== Segment start ==

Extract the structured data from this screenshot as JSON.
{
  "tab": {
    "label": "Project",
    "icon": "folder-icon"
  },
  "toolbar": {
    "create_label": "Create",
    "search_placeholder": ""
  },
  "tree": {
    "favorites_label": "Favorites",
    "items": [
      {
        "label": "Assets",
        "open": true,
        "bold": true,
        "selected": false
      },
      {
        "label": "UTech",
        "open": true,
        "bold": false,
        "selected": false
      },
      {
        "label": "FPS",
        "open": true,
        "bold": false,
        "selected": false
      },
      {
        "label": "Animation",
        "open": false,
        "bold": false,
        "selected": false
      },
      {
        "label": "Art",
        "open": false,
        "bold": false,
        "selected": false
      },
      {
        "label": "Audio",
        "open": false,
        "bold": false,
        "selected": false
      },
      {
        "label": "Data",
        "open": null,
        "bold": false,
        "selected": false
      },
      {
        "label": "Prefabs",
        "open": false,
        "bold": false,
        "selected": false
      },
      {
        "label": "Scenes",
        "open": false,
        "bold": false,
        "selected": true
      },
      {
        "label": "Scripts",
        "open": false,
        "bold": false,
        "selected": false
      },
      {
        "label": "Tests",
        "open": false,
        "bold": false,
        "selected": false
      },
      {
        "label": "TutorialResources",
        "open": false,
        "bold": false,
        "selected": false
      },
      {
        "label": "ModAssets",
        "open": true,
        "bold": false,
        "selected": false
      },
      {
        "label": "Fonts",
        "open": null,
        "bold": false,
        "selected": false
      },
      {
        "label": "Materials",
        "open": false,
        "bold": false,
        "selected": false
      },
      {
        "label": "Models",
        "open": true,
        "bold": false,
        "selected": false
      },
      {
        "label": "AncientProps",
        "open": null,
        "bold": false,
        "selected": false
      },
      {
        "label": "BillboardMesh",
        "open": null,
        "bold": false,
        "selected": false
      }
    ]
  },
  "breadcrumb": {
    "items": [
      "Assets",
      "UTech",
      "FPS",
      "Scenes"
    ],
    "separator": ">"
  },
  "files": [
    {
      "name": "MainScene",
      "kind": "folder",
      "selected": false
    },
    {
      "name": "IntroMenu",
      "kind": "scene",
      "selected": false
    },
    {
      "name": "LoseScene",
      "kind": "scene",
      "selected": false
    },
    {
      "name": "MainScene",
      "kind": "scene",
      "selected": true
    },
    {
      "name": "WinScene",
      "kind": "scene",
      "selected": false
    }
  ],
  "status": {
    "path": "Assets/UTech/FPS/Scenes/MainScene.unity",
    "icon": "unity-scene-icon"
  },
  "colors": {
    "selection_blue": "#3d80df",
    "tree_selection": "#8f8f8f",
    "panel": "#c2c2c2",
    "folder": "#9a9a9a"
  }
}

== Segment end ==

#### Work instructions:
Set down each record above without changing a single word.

#### Task solution:
Extract the structured data from this screenshot as JSON.
{
  "tab": {
    "label": "Project",
    "icon": "folder-icon"
  },
  "toolbar": {
    "create_label": "Create",
    "search_placeholder": ""
  },
  "tree": {
    "favorites_label": "Favorites",
    "items": [
      {
        "label": "Assets",
        "open": true,
        "bold": true,
        "selected": false
      },
      {
        "label": "UTech",
        "open": true,
        "bold": false,
        "selected": false
      },
      {
        "label": "FPS",
        "open": true,
        "bold": false,
        "selected": false
      },
      {
        "label": "Animation",
        "open": false,
        "bold": false,
        "selected": false
      },
      {
        "label": "Art",
        "open": false,
        "bold": false,
        "selected": false
      },
      {
        "label": "Audio",
        "open": false,
        "bold": false,
        "selected": false
      },
      {
        "label": "Data",
        "open": null,
        "bold": false,
        "selected": false
      },
      {
        "label": "Prefabs",
        "open": false,
        "bold": false,
        "selected": false
      },
      {
        "label": "Scenes",
        "open": false,
        "bold": false,
        "selected": true
      },
      {
        "label": "Scripts",
        "open": false,
        "bold": false,
        "selected": false
      },
      {
        "label": "Tests",
        "open": false,
        "bold": false,
        "selected": false
      },
      {
        "label": "TutorialResources",
        "open": false,
        "bold": false,
        "selected": false
      },
      {
        "label": "ModAssets",
        "open": true,
        "bold": false,
        "selected": false
      },
      {
        "label": "Fonts",
        "open": null,
        "bold": false,
        "selected": false
      },
      {
        "label": "Materials",
        "open": false,
        "bold": false,
        "selected": false
      },
      {
        "label": "Models",
        "open": true,
        "bold": false,
        "selected": false
      },
      {
        "label": "AncientProps",
        "open": null,
        "bold": false,
        "selected": false
      },
      {
        "label": "BillboardMesh",
        "open": null,
        "bold": false,
        "selected": false
      }
    ]
  },
  "breadcrumb": {
    "items": [
      "Assets",
      "UTech",
      "FPS",
      "Scenes"
    ],
    "separator": ">"
  },
  "files": [
    {
      "name": "MainScene",
      "kind": "folder",
      "selected": false
    },
    {
      "name": "IntroMenu",
      "kind": "scene",
      "selected": false
    },
    {
      "name": "LoseScene",
      "kind": "scene",
      "selected": false
    },
    {
      "name": "MainScene",
      "kind": "scene",
      "selected": true
    },
    {
      "name": "WinScene",
      "kind": "scene",
      "selected": false
    }
  ],
  "status": {
    "path": "Assets/UTech/FPS/Scenes/MainScene.unity",
    "icon": "unity-scene-icon"
  },
  "colors": {
    "selection_blue": "#3d80df",
    "tree_selection": "#8f8f8f",
    "panel": "#c2c2c2",
    "folder": "#9a9a9a"
  }
}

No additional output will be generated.